Training and productivity were two words which were quickly becoming synonymous with being a Utah State Patrolman. Standards were very much a part of the Utah Highway Patrol in the 1940s. Statistical sheets were distributed statewide showing activity by section and by officer. Patrolmen were encouraged to be pro-active in implementing programs aimed at accident reduction and criminal apprehension. By setting personal goals and maintaining high standards, all patrolmen learned techniques in the apprehension of criminals.

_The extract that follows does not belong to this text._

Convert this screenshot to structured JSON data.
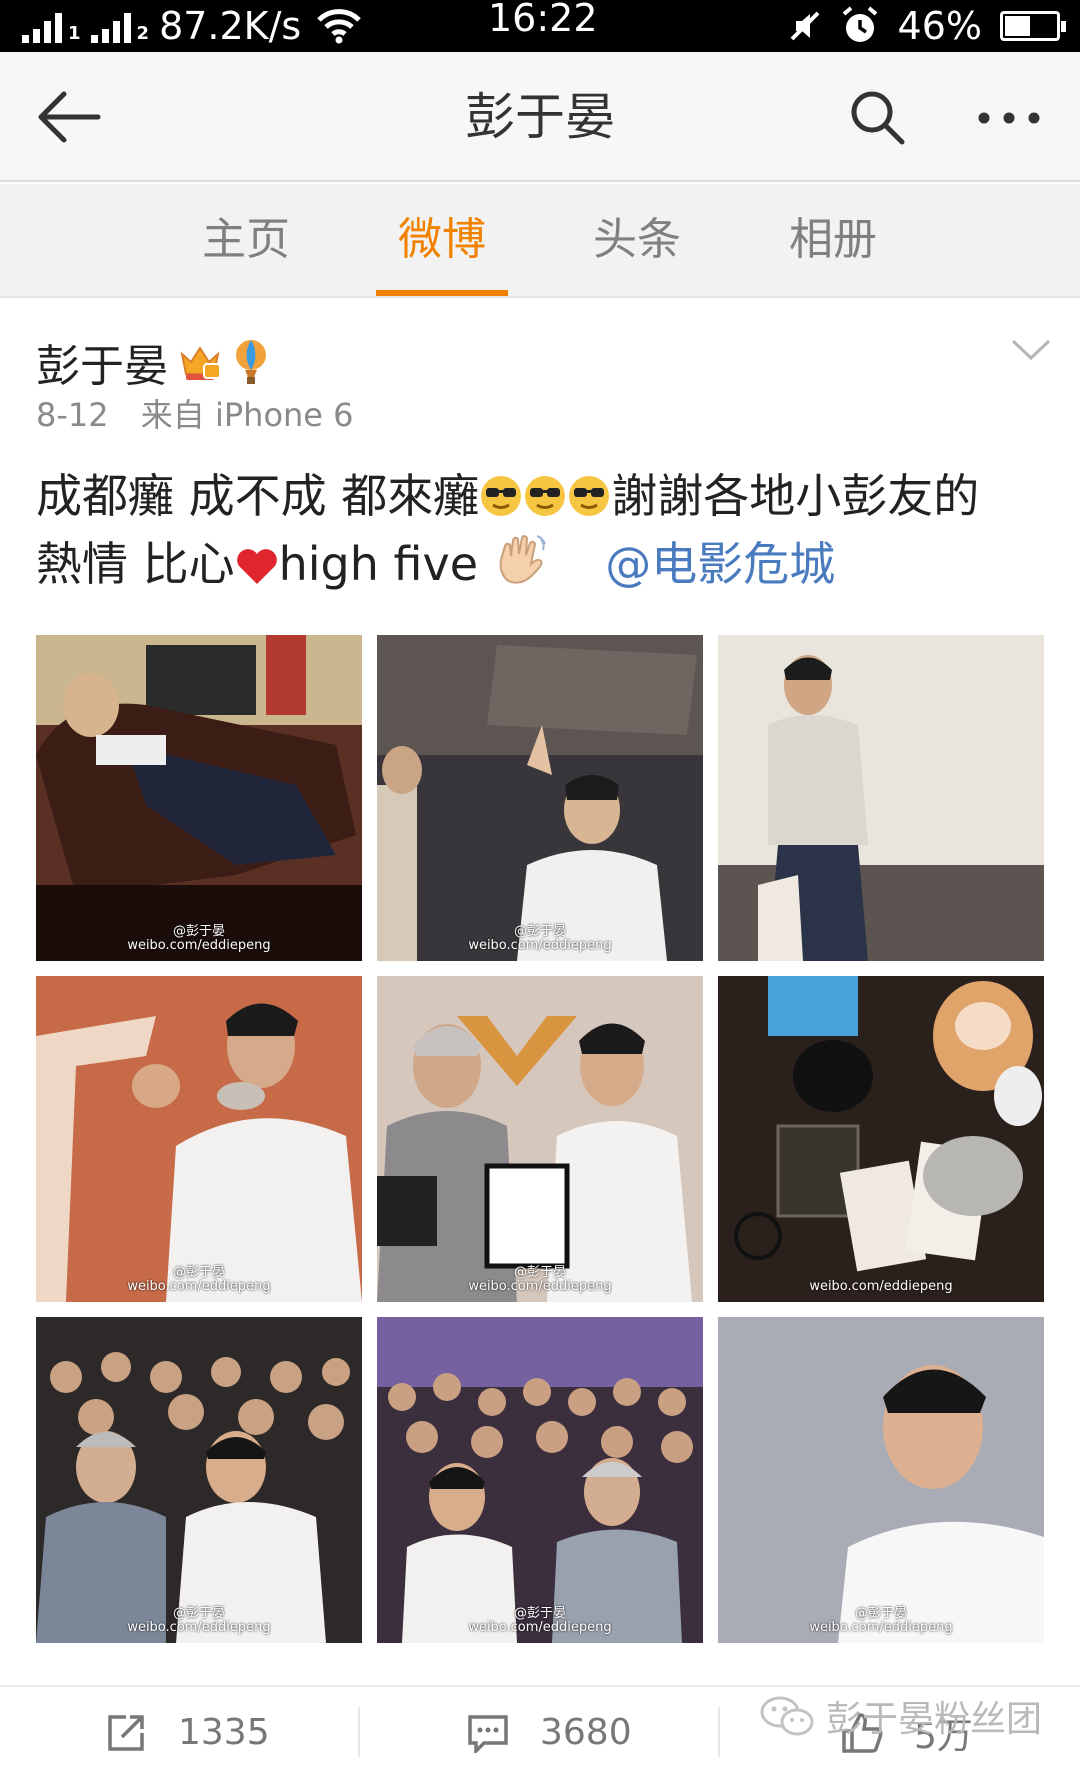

Working out of St. George, Patrolman L. A. “Blondie” Porter arrested two auto theft suspects, two armed robbers, and two suspects bringing illegal liquor into the state during March 1940. With no radio communications, no teletype communications, no NCIC, and few telephones, patrolmen of the 1940s learned to be creative with their detection and apprehension techniques.
In June 1941, the death toll for Washington County stood at six deaths year-to-date. Five of the six deaths occurred in crashes where the drivers were in their teens and were unlicensed. Patrolman Porter and Patrolman Loren B. Squire of LaVerkin, announced an all out effort to locate, cite, and prosecute unlicensed drivers. Roadblocks were held in an effort to correct this problem. Statistics showed that seven percent of all drivers stopped at these roadblocks were unlicensed.
Following a series of auto theft arrests involving juveniles, Patrolman Porter began a public safety education program urging drivers to remove their keys from their vehicles, even when left for a short period of time. The enforcement tactics and public education efforts of Patrolmen Porter and Squire were typical of many patrolmen. Motivating officers to become an intricate part of the community in which they serve has always been a goal of the Utah Highway Patrol.